Monday, July 7, 2008

Auntie Mame (1958)

MAME: Oh, no. You said October 1, and today is September 31.

NORAH: Today is October 1

MAME: That's not possible. Everyone knows thirty days has September, Apr--(to PATRICK) OH, DARLING! I'm your Auntie Mame!

Auntie Mame (1958)

There are few characters more flamboyant in American drama than Mame Dennis, the bohemian socialite who takes in her orphaned nephew Patrick and shows him that "life is a banquet." Starring the brilliant and beautiful Rosalind Russell, the film Auntie Mame was based upon the play which was taken from the novel of the same name. Not always edifying, but unwaveringly hilarious, Mame, in spite of her flare, is without pretense and shuns any kind of hypocrisy. For all of her worldliness she is incredibly unworldly. Money is never an aim in itself; wealth comes in handy for her various projects and benefactions. When she loses her fortune during the Depression, Mame is not particularly downcast, but goes to work at a department store (and makes a mess of the sales slip.) She is unflaggingly loyal to her collection of eccentric and colorful comrades. The actress Vera Charles is her best friend. When asked by Patrick why Vera sports an English accent, Mame explains that Vera is from Pittsburgh, and "when you're from Pittsburgh, you have to do something." Eventually Mame falls in love with southern gentleman Beauregard Burnside. She faces his hostile clan and risks her life riding the mad stallion in the fox hunt, which is one of the funniest scenes in the movie.

I first saw the film when in college. Few people had cable but on Saturday afternoons they would show old movies on the major networks; Auntie Mame was one they would show a lot, at least where we lived. For awhile Mame was one of my heroines. Now, as a parent, I tremble at the thought of any innocent child falling into the clutches of such a wild woman, especially the way she sent little Patrick to that weird avant-garde school in Greenwich Village. What I once naively thought was funny I now think is awful.

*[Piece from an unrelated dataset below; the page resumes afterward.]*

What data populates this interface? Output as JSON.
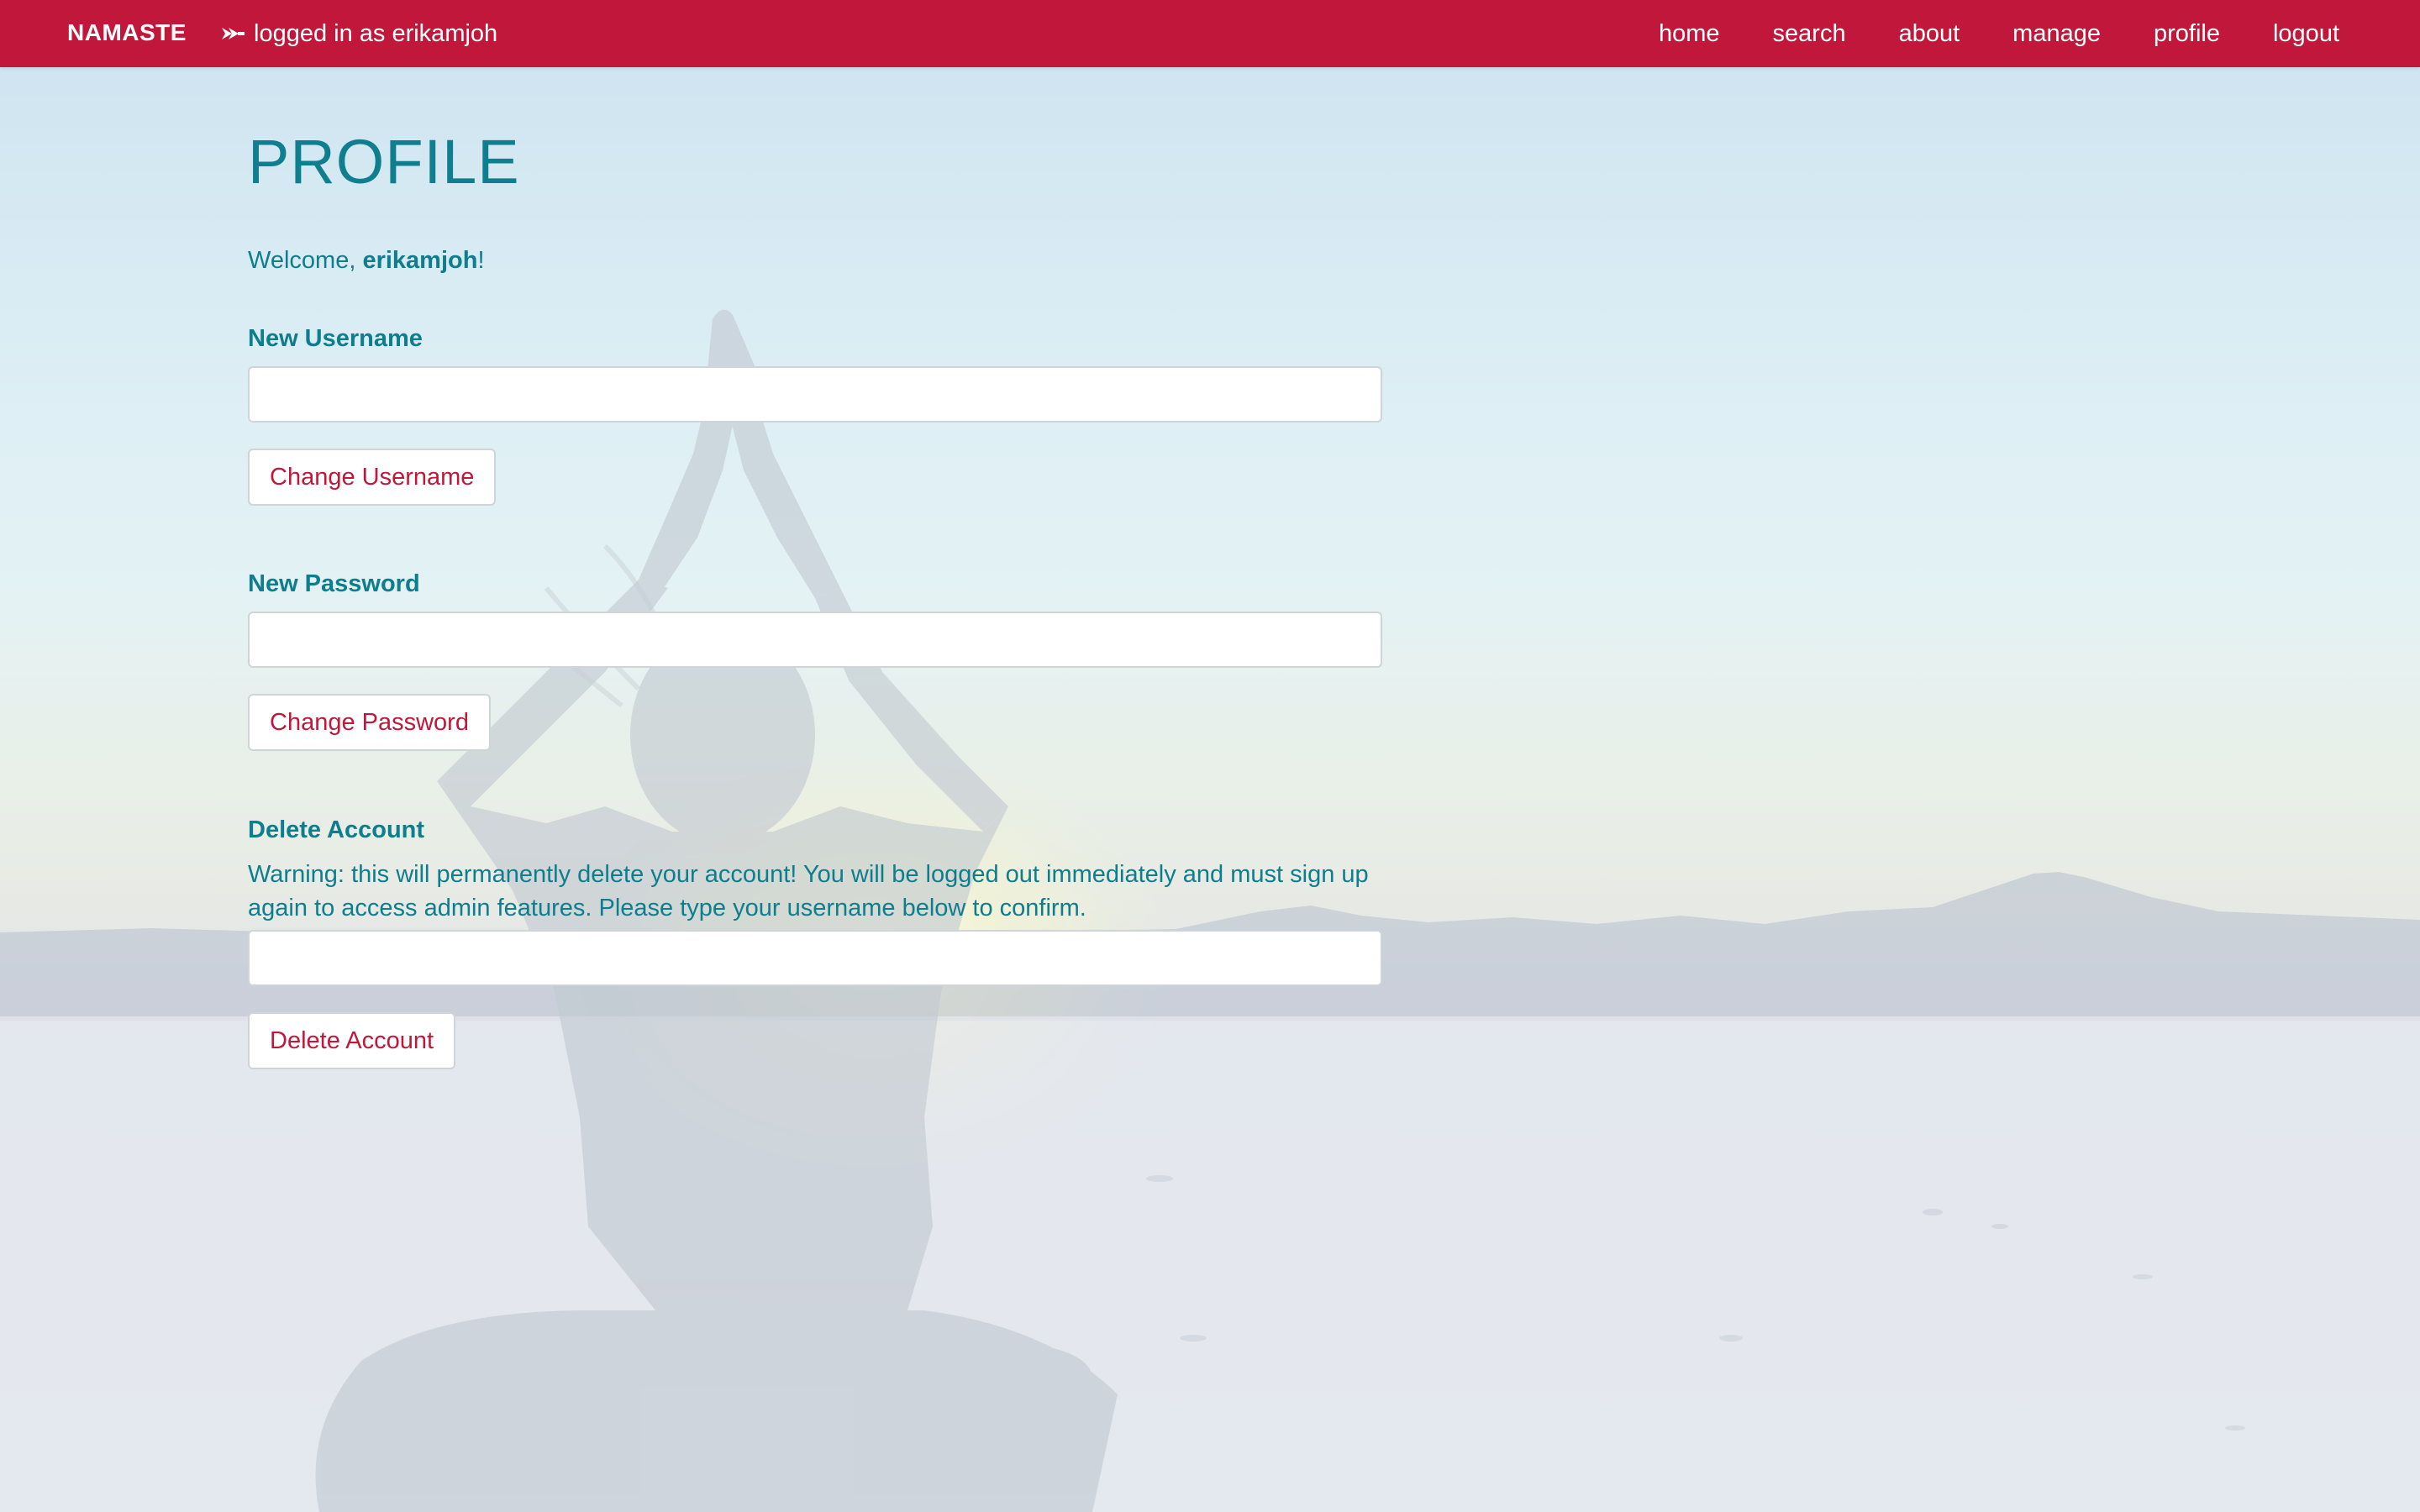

However, Mame, for all her kookiness, is a generous and compassionate soul, sheltering the unwed mother Agnes Gooch, and overall having no tolerance for "babbitty little snobs" with false values. She goes to great and comical lengths to keep her nephew from marrying an empty-headed social climber, Gloria Upson. (Gloria thinks books are "SO decorative.") She makes certain that Patrick meets Pegeen, who is poor but cultured and intelligent. Self-centered but generous to a fault, elegant and effervescent, Mame is a flawed but lovable character. Combining humor with scathing social commentary, Auntie Mame is a gem of a film which elicits mostly laughter, but a few tears as well. Share


Terry Nelson said...

You probably know this is one of my all time favorite films, I almost know the dialog by heart.

elena maria vidal said...

Yes, Terry, and that's why I hereby dedicate this post to you.